thus potentially eliminating the need for CT in the evaluation of
acute stoke. Additionally, there is an increased sensitivity in DWI
when compared with CT for the detection of >33% MCA territory
DWI can also differentiate acute from chronic lesions,
which is essential since only acute lesions can benefit from
Besides facilitating patient selection for thrombolytic
administration, DWI and PWI are also helpful in patient follow-up
after such therapy. When combined with conventional MRI, DWI and
PWI can evaluate for potential complications including intracranial
hemorrhage. DWI and PWI can also determine the efficacy of
thrombolytic therapy by evaluating lesion volumes following
Since the therapeutic window for IV t-PA is very narrow, at 3,
or potentially 6, hours from the onset of symptoms, diagnostic
images must be obtained quickly. Sunshine et al
reported "ultrafast MR imaging" of stroke patients. In this series,
the mean time from entering the emergency department to the
beginning of imaging was < 45 minutes, and the mean imaging time
was < 15 minutes, including DWI, PWI, conventional MRI, and
post-processing. Although these time frames seem idealistic and not
practically obtainable, it is hoped that in the future there will
be widespread availability of emergency MR imaging, including DWI
and PWI, to rapidly and accurately diagnose acute ischemic
While the cost effectiveness of IV t-PA has been established,
as of yet, no published investigations have determined the cost
effectiveness of DWI and PWI in the evaluation of acute ischemic
stroke. There are, however, several theoretical cost benefits
associated with the use of DWI and PWI. First, expenses may be
reduced by potentially eliminating the need for CT to exclude
intracranial hemorrhage. Second, DWI and PWI may aid in the
appropriate selection of patients for thrombolytic therapy.
Patients without a DWI-PWI mismatch are much less likely to have
"tissue at risk" for infarction, and the expense and unnecessary
risk of IV t-PA may be spared in these patients. Patients with an
unacceptably increased risk for complications from thrombolytic
therapy can be identified, and the potential for intracranial
hemorrhage can be prevented. Finally, since DWI combined with PWI
is very sensitive at detecting acute ischemic lesions and since
there is a strong correlation between the perfusion and diffusion
lesion volumes and the final infarct volumes, the number of

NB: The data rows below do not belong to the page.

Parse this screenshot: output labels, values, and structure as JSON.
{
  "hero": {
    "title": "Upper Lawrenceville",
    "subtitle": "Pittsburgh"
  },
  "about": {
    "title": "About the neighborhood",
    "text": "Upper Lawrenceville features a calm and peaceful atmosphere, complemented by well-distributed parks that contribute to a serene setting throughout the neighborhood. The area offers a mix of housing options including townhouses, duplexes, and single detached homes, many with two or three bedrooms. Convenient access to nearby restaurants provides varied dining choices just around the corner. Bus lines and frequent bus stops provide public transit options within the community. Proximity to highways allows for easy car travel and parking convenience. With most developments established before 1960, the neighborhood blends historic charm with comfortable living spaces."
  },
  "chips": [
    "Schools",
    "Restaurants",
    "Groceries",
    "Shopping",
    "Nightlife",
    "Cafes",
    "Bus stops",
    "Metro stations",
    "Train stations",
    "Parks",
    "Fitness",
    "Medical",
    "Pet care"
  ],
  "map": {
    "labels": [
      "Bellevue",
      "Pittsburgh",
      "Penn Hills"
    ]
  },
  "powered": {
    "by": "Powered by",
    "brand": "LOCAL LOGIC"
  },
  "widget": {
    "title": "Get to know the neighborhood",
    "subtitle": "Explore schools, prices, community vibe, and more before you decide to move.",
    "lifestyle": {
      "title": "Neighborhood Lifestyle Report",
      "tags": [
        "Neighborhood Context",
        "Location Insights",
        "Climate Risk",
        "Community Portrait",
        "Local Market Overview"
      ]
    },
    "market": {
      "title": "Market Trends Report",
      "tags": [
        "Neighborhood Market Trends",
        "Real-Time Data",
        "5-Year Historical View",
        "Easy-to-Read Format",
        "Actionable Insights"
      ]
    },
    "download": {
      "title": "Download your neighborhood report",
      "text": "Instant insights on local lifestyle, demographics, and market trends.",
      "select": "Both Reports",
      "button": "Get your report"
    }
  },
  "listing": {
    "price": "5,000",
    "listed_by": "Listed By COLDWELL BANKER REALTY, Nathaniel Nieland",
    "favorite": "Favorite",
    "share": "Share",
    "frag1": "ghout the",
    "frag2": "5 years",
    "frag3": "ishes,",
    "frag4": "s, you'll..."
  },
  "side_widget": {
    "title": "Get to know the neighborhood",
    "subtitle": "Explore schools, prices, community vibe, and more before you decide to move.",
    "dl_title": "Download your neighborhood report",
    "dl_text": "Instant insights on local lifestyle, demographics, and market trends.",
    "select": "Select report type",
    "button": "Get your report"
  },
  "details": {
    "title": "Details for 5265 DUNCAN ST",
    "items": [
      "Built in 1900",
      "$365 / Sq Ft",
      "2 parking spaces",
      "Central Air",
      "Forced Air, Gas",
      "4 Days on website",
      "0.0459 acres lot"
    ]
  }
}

follow-up studies with CT or conventional MRI may be reduced.
Large-scale investigations are required to validate these
In summary, DWI and PWI are relatively new and accurate imaging
modalities for the timely diagnosis of acute ischemic infarction
and hypoperfusion. Lesions on diffusion- and perfusion-weighted
images have been found to correlate well with infarct growth, final
infarct volume, stroke severity, and clinical outcomes. DWI and PWI
may eventually become incorporated into acute stroke management
algorithms for evaluating potential candidates for thrombolytic
therapy by detecting "tissue at risk" for infarction and by
identifying patients at an increased risk for complications. DWI
and PWI can also be utilized for patient follow-up after
thrombolytic therapy to exclude potential complications and to
evaluate the response to treatment. Further studies are needed to
confirm the sensitivity and specificity of DWI and PWI in
combination with multimodality MRI to exclude intracranial
hemorrhage; to evaluate the change in perfusion and diffusion
abnormalities following thrombolytic therapy and recanalization;
and to determine the cost effectiveness of DWI and PWI in the
evaluation of acute ischemic stroke.
I am very grateful to Chad Holder, MD, and Richard Woodcock, MD,
(both from Emory University School of Medicine, Atlanta, GA) for
their thoughtful input and for providing images for this